There are many different charges, molecular weights, charge densities, and morphologies of both inorganic and organic flocculants.
Because, they may produce flocculation with a low dosage, organic polymeric flocculants are now mostly used in Pilot Water Treatment Plants. The focus is now shifting to more environmentally friendly biopolymers, due to their lack of biodegradability and the associated dispersion of potentially hazardous monomers, into water sources. Integrated solutions that transplant synthetic polymers over natural polymers, to create bespoke flocculants for water treatment offer the best of both worlds.
How do water treatment plants use flocculation?
The flocculation process is a chemical process. It involves adding chemicals to the wastewater in stages and allowing smaller solid particles, to collect into a larger mass known as a floc.
Water treatment by flocculation is carried out in various stages.
1: Solid granules suspended in wastewater
A coagulant, such as aluminium sulphate, is added to the water in pilot water treatment plants, during the initial flocculation process. Additionally, the positively charged coagulant molecules balance out the negatively charged solid grains, suspended in the water. These granules' neutralization enables them to flocculate collectively into a larger mass.
2: The effluent must be stirred using mixers
High-intensity mixing is necessary initially to ensure that the coagulant disperses throughout the water. The mixing energy is reduced during flocculation to stop the granule mass from re-separating.
3: Once floc starts to form, and a polymer chemical is added to the wastewater
Polymers connect the flocculant from micro to macro flocculant in plants, raising the mass of particles clumping together. Additionally, this molecule keeps the collected material from dissolving even when the water is only slightly disturbed.
4: The massive solid masses in the wastewater streams are removed, after flocculation is finished
Well, this is done either through settling, where the floc sinks to the bottom to be removed, or through the use of filters, where the floc is collected in the filter material.
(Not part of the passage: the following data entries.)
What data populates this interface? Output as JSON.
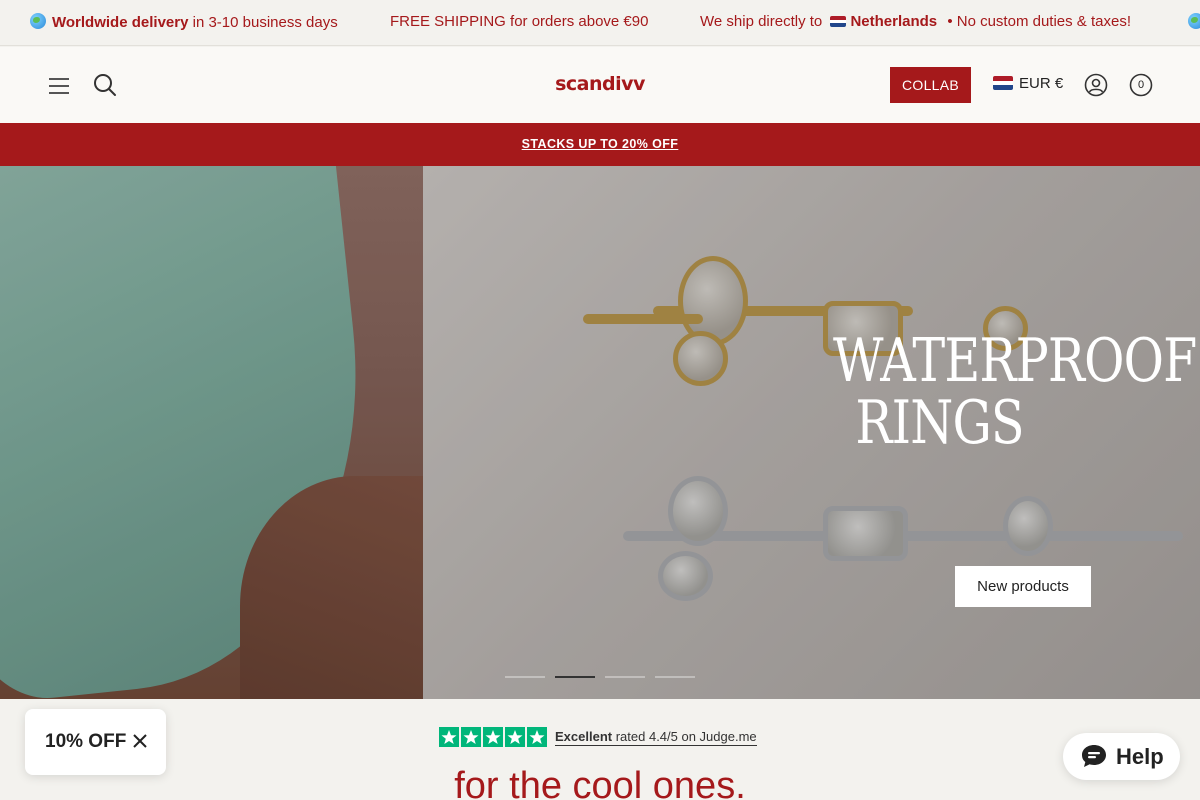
{
  "announcement": {
    "delivery_prefix": "",
    "delivery_bold": "Worldwide delivery",
    "delivery_rest": " in 3-10 business days",
    "shipping": "FREE SHIPPING for orders above €90",
    "ship_direct_prefix": "We ship directly to",
    "country": "Netherlands",
    "duties": "• No custom duties & taxes!"
  },
  "header": {
    "logo": "scandivv",
    "collab_label": "COLLAB",
    "currency": "EUR €",
    "cart_count": "0"
  },
  "promo": {
    "text": "STACKS UP TO 20% OFF"
  },
  "hero": {
    "title_line1": "WATERPROOF",
    "title_line2": "RINGS",
    "cta_label": "New products",
    "slide_count": 4,
    "active_slide": 2
  },
  "trust": {
    "rating_word": "Excellent",
    "rating_text": "rated 4.4/5 on Judge.me",
    "stars": 5
  },
  "tagline": "for the cool ones.",
  "discount_popup": {
    "label": "10% OFF"
  },
  "help_widget": {
    "label": "Help"
  },
  "colors": {
    "brand_red": "#a5191b",
    "background": "#f3f2ee",
    "star_green": "#00b67a"
  }
}
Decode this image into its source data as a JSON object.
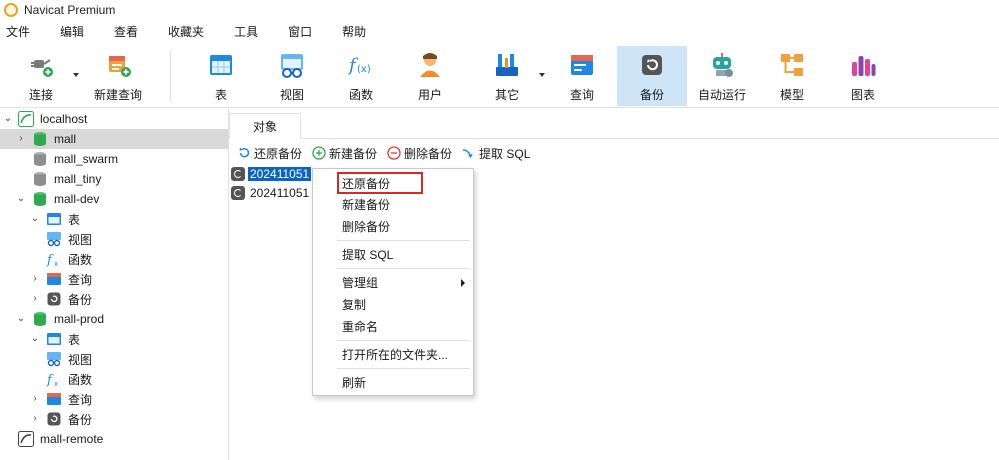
{
  "window": {
    "title": "Navicat Premium"
  },
  "menubar": [
    "文件",
    "编辑",
    "查看",
    "收藏夹",
    "工具",
    "窗口",
    "帮助"
  ],
  "toolbar": {
    "connect": "连接",
    "new_query": "新建查询",
    "table": "表",
    "view": "视图",
    "function": "函数",
    "user": "用户",
    "other": "其它",
    "query": "查询",
    "backup": "备份",
    "automation": "自动运行",
    "model": "模型",
    "chart": "图表"
  },
  "tree": {
    "localhost": "localhost",
    "mall": "mall",
    "mall_swarm": "mall_swarm",
    "mall_tiny": "mall_tiny",
    "mall_dev": "mall-dev",
    "dev_table": "表",
    "dev_view": "视图",
    "dev_function": "函数",
    "dev_query": "查询",
    "dev_backup": "备份",
    "mall_prod": "mall-prod",
    "prod_table": "表",
    "prod_view": "视图",
    "prod_function": "函数",
    "prod_query": "查询",
    "prod_backup": "备份",
    "mall_remote": "mall-remote"
  },
  "tab": {
    "objects": "对象"
  },
  "object_toolbar": {
    "restore": "还原备份",
    "new": "新建备份",
    "delete": "删除备份",
    "extract": "提取 SQL"
  },
  "files": [
    "202411051",
    "202411051"
  ],
  "context_menu": {
    "restore": "还原备份",
    "new": "新建备份",
    "delete": "删除备份",
    "extract": "提取 SQL",
    "manage_group": "管理组",
    "copy": "复制",
    "rename": "重命名",
    "open_folder": "打开所在的文件夹...",
    "refresh": "刷新"
  },
  "colors": {
    "accent": "#0a64c8",
    "active_toolbar": "#cde5f7",
    "highlight_box": "#d42a2a",
    "db_green": "#2fa84f"
  }
}
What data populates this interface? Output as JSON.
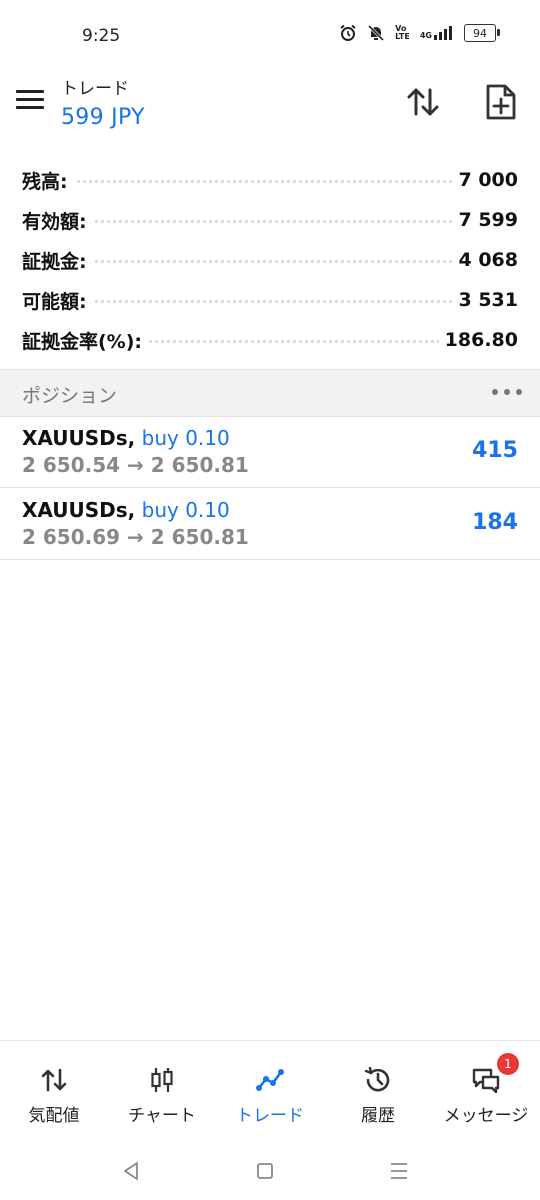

Care should be made to trap and handle the phosphorus-rich floc, while cleaning the filters.
Features and advantages of coagulation and flocculation
Netsol Water approach to finding a solution entails performing a comprehensive cost analysis, and in-depth system assessment. The findings are used to create a treatment plan that includes coagulants, flocculants, application guidance, and operational instructions.
The following benefits will result from this approach:
· Procedures for clarifying and flotation that are economical
· Applications for thickening and dewatering that are economical and improve sludge dryness
· Optimization of clearing activities to reduce ionic loading & to soil on subsequent treatment processes
· Reduces the amount of sludge in the DAF float and clarifier blowdown
· The lowest possible operating cost
· Generating less solid waste as we switch from inorganic to organic goods
· Boosts the effectiveness of downstream filters
· Enhanced unit performance and effluent quality
Flocculation remains an essential component of the water treatment process. We therefore expect that after reading this blog, you have a good understanding of this process and won't run into any problems in the future. Therefore, the next time you decide to build up your pilot water treatment plants, be sure to take into account the needs of expediting the flocculation process.
Have you given any thought to increasing your water filtration system's effectiveness?
Choose Netsol Water in this situation. We offer the most cutting-edge and effective technologies on the market. Our group assists in lowering the overall cost of establishing a pilot plant, for your water treatment requirements.